On account of COVID-19 and the subsequent lockdowns, schools, universities and other educational institutions had to adopt online learning to avoid disruptions in education. Owing to the benefits offered by online education, this trend is expected to continue even in the post-pandemic scenario. In a conversation with DataQuest, Daisy Chittilapilly, managing director, digital transformation office, Cisco India and SAARC provides astute thoughts on how the COVID-19 crisis has affected online education, and trends pertaining to the field that will be witnessed in future.
DQ: What impact has the COVID-19 crisis had on online learning?
Daisy: The current crisis has accelerated the growth and adoption of digital education manifold at all levels. At the onset of the pandemic, 1.4 billion students globally were locked out of school, and institutions were faced with the challenge of finding new ways to continue educating these students. As a result, many traditional schools and colleges across the country transitioned to an entirely online format of teaching almost overnight, and are now focusing on building a robust cloud-based infrastructure that can be leveraged even post-crisis.
The rise of distance learning enabled by technology could help address the massive shortage of teachers in India, allowing more democratic access to education. It could also catalyze the growth of the gig economy, permitting freelancers and gig workers to impart skills remotely to a much broader student base.
So, while schools and in-person training in complicated fields like surgical medicine, for example, cannot be entirely replaced by digital platforms, I do believe that cloud-based learning services will enhance the classroom experience, and make it more accessible to everyone.
DQ: What are some of the skills that technology professionals are looking to gain during this time?
Daisy: Fast-tracked by the current crisis, technology has become core to the new normal. With more and more people embracing digital platforms for everyday activities, the demand for cloud-delivered, scalable, secure, and simplified technology is rising. In this evolving landscape, there is a growing need to assess, and then reskill, upskill and train existing workforces in emerging technologies like AI, ML, robotics, data analytics, IoT, etc. As the threat landscape widens to the home and agile work and learning practices continue, cybersecurity skills are seeing demand, too.
Additionally, as the preference for low-touch services and experiences increases, the craving for “real” will also build gradually, which means that demonstrable, “soft” skills like adaptability, resilience, teamwork, and the ability to communicate effectively in virtual, as well as physical environments will be paramount in the distance economy.
Lastly, as remote working becomes a norm, workplaces are becoming borderless. Professionals are, therefore, preparing for remote hiring, online networking alternatives and cross-cultural workspaces.
DQ: What are some of the trends in this space you expect will continue even after the crisis ends?

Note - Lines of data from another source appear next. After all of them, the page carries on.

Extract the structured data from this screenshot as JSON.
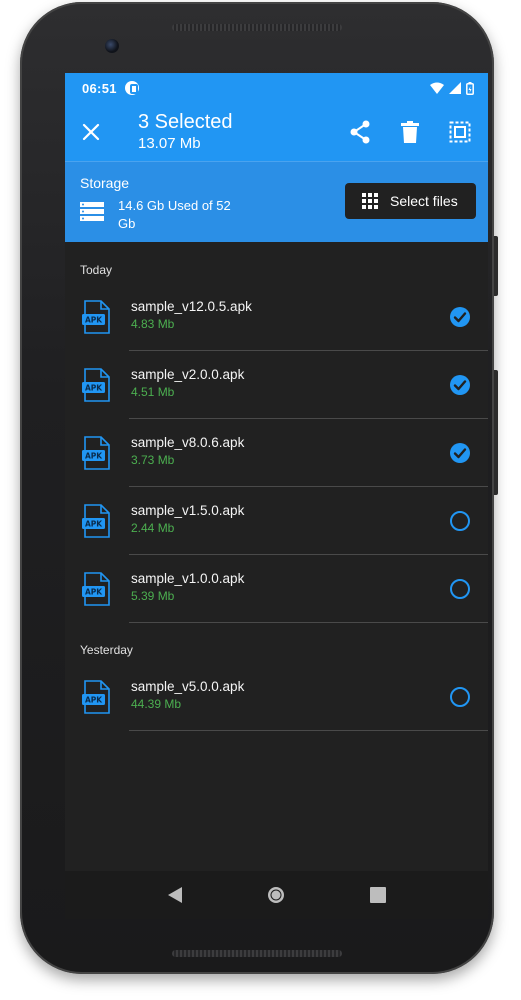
{
  "status": {
    "time": "06:51"
  },
  "appbar": {
    "title": "3 Selected",
    "subtitle": "13.07 Mb"
  },
  "storage": {
    "label": "Storage",
    "used": "14.6 Gb Used of 52 Gb",
    "select_files_label": "Select files"
  },
  "sections": {
    "today": "Today",
    "yesterday": "Yesterday"
  },
  "files": [
    {
      "name": "sample_v12.0.5.apk",
      "size": "4.83 Mb",
      "selected": true
    },
    {
      "name": "sample_v2.0.0.apk",
      "size": "4.51 Mb",
      "selected": true
    },
    {
      "name": "sample_v8.0.6.apk",
      "size": "3.73 Mb",
      "selected": true
    },
    {
      "name": "sample_v1.5.0.apk",
      "size": "2.44 Mb",
      "selected": false
    },
    {
      "name": "sample_v1.0.0.apk",
      "size": "5.39 Mb",
      "selected": false
    },
    {
      "name": "sample_v5.0.0.apk",
      "size": "44.39 Mb",
      "selected": false
    }
  ],
  "apk_badge": "APK",
  "icons": {
    "close": "close-icon",
    "share": "share-icon",
    "delete": "delete-icon",
    "select_all": "select-all-icon",
    "storage": "storage-icon",
    "grid": "grid-icon",
    "wifi": "wifi-icon",
    "signal": "signal-icon",
    "battery": "battery-icon",
    "back": "back-icon",
    "home": "home-icon",
    "recents": "recents-icon"
  },
  "colors": {
    "accent": "#2196f3",
    "background": "#212121",
    "size_text": "#4caf50"
  }
}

While this is a rapidly and continuously evolving situation, there are certain emerging trends that will determine the course of learning post-COVID-19.
The first is the adoption of blended learning at every level of education as well as skilling. With video becoming a pervasive force, and new-age technologies like AI and ML set to enhance online education, we can expect to see the emergence of hybrid learning models. These models will leverage digital platforms to reach a much wider base of students and augment the traditional classroom experience, allowing for more personalized and adaptive learning.
Next, as organizations embrace technology to enhance every touchpoint in the supply chain, the need and demand for a technologically-savvy, digital native workforce will increase tremendously. To create the workforces of the future, existing training modules will have to be reassessed and updated to include skills focused on IoT, AI, ML, cybersecurity, data analytics, robotics, etc. For instance, industries like healthcare are already looking at developing remote training programs for healthcare providers that can be made available and implemented at scale.
Lastly, to enable all this, infrastructure development will be critical. Institutions will turn their attention to such technology solutions as remote collaboration, high-speed networks, and data security to ensure seamless delivery of knowledge to dispersed and diverse students across the country.
DQ: How is Cisco bridging the gap between learners and institutions during this crisis, and what does Cisco have to offer to technology professionals who are looking to reskill at present?
In the wake of the Covid-19 crisis, many educational institutions had to switch to digital learning almost overnight. Additionally, healthcare institutions had to scale their training programs to prepare frontline workers to manage the pandemic while keeping communications intact. Aiding in these efforts, we enabled free access to cloud-based offerings across our collaboration and security portfolios to allow distance learning and training at scale securely and seamlessly.
To avoid gaps in students’ education in India due to the current crisis, we partnered with the government to enable access to our Network Academy programs online through a government-run portal. Over 15,000 classes have been registered on the portal, and over 100 faculty members have been trained in India’s first-ever training program through Webex. Through our solutions, over 5,000 hours of lectures have been delivered to more than 40 top institutes in India, in addition to several schools and colleges across the country. At present, over 20,000 students and faculty have benefitted from our key programs, such as cybersecurity awareness, Python, and IoT.
Also, more than 80 hospitals in Gujarat are using Webex to stay connected and train 4000 doctors and paramedics. Over 25,000 health workers have been trained in critical pandemic management skills over video in Karnataka.